You don’t get to know someone unless you both have to walk out of a building that may or may not collapse. On September 19th, 2017, the colleagues with whom we have shared laughter, memes, and stress became our source of support and strength. Do you remember the girl who, though you couldn’t recall her name, hugged and cried with you? What about the guy from the second floor who lent you his bike so you could make it home faster? On the other side of the screen, two hundred people bring Cultura Colectiva to life every single day. Two hundred people put mind and soul into every piece of information we publish. That day of September, within a three story building right at the heart of Roma, our eyes and hearts witnessed how, one of the nicest neighborhoods in Mexico City, became one of the most affected areas after the earthquake. That Tuesday, by midday, we commemorated the anniversary of 1985’s earthquake with a drill. We had taken for granted our history with earthquakes and we thought we would be ready if one of these happened. But we weren’t; nothing could prepare us for the violent shake that came without warning.
The Earth Screamed
Mexicans are used to vibrations. In our building, we feel them every time a big truck drives past. However, that Tuesday afternoon, these vibrations were different, more intense. “It’s an earthquake!”, someone yelled, confirming what everyone else feared. We rushed, but by the time we made it to the stairs, the whole building was shaking with too much strength that made standing upright impossible. We knew there was no other thing to do but to resist along with the building. We went down on the floor and held on to our desks wondering if we had really grabbed the concept of the “triangle of life”. The lamps broke, glass fell all over us, we held our hands while we weeped or prayed as we were reminded of our own fragility.
The experience wasn’t better on the first and second floors. Those who were lucky enough to leave the building saw with helplessness how the place where they have spent long hours with their colleagues seemed so weak against the force of nature. When the earthquake stopped, we started to exit the building. Then, the news of the damages arrived. As we saw how every person in the building was safe and sound, we felt so relieved and recovered our strength. We knew we were safe, we had been lucky enough and now it was our duty to go ahead and help those who hadn’t. Looking at the building, we all faced uncertainty: What now? What would happen after the earth had screamed?

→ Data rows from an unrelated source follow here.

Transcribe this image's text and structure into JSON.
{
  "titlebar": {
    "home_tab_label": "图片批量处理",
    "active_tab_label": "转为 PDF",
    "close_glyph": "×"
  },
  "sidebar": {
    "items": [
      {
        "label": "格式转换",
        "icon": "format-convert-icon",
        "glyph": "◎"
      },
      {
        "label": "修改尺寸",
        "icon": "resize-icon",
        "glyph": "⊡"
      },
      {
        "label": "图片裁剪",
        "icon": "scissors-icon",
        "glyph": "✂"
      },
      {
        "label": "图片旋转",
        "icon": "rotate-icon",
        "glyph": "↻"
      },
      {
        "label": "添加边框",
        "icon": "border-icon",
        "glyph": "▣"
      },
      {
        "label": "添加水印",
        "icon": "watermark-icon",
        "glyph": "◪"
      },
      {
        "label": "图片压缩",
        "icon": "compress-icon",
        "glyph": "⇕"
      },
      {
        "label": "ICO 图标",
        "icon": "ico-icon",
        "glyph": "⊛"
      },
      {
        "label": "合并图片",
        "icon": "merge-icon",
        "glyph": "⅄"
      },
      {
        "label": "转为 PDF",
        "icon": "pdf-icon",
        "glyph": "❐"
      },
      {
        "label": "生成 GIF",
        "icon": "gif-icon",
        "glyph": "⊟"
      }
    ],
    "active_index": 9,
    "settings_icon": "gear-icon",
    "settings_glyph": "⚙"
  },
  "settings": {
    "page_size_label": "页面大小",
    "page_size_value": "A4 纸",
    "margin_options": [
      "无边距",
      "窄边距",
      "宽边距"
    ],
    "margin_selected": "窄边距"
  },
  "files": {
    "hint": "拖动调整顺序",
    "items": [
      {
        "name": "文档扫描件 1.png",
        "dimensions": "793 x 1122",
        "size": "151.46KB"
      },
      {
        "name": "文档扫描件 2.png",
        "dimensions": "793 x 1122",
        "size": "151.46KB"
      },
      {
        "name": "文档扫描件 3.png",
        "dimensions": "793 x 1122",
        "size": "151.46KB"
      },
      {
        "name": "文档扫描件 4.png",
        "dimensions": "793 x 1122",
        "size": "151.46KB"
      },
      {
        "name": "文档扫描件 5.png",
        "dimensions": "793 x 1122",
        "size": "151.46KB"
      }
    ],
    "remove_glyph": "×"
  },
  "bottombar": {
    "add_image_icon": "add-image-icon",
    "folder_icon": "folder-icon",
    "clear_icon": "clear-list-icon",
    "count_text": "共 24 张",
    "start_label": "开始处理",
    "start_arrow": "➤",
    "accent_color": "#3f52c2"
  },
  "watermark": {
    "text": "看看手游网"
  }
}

The Voice Of Silence
After the catastrophe, we at Cultura Colectiva, like many other people, went into the streets and used all the resources we had at hand. We were eager to help in any possible way. We organized our team; some of us went to the most affected areas, while others stayed in front of the computer for days in order to bring verified information to people. Every day that passed made us ask ourselves if we would ever go back to normal. Soon, we accepted that that was not an option anymore; normal as we knew it was over. Thousands of people would never see their loved ones again; many would never come back to place they called home, to their memories. As for the rest of us, we will never forget the face of Mexico after the earthquake. Eventually, we came back to the office. However, a part of us never left the streets. We kept on recording, feeling and listening to the stories of those who were affected by the earthquake. That’s how we created, The Voice Of Silence, a project that became a turning point for Cultura Colectiva.
Cultura Colectiva’s First Film
Inspired by the strength and solidarity that Mexicans showed after the earthquake, Cultura Colectiva decided to produce its first long feature film called The Voice of Silence. This documentary, which premieres on NatGeo, celebrates the resilience of the Mexican people. Jorge Uruchurtu, director, musician and composer, captures the scars of the aftermath and its effects in the present and future of Mexico City’s society.
The complex experience of September 19th is told through the inspiring and defying testimonies of Sergio Beltrán (author of Verificado19S), Rod Heredia and Ismael Villegas (rescuers), Daniel Moreno (editor-in-chief of news website Animal Político), and Olivia Domínguez (anthropologist, affected by the earthquake). The Voice of Silence is our way to place the country in front of a mirror, so we could see our reflection, so it refreshes our collective memory and honors the Mexico we met after the tremor.
The Voice of Silence will premiere on September 30th in Mexico, Colombia and Argentina on NatGeo, and on and October 2nd in Chile and Peru.
Don’t Miss These:
7 Things You Don’t Realize Until Your First Earthquake
“We Are Under The Rubble”: Rod, From Accountant To Brigade Member
12 Powerful Images From The Moments After An Earthquake Shook Mexico City
The Voices of An Earthquake: Alma, The Survivor Who Made It Out Of The Rubble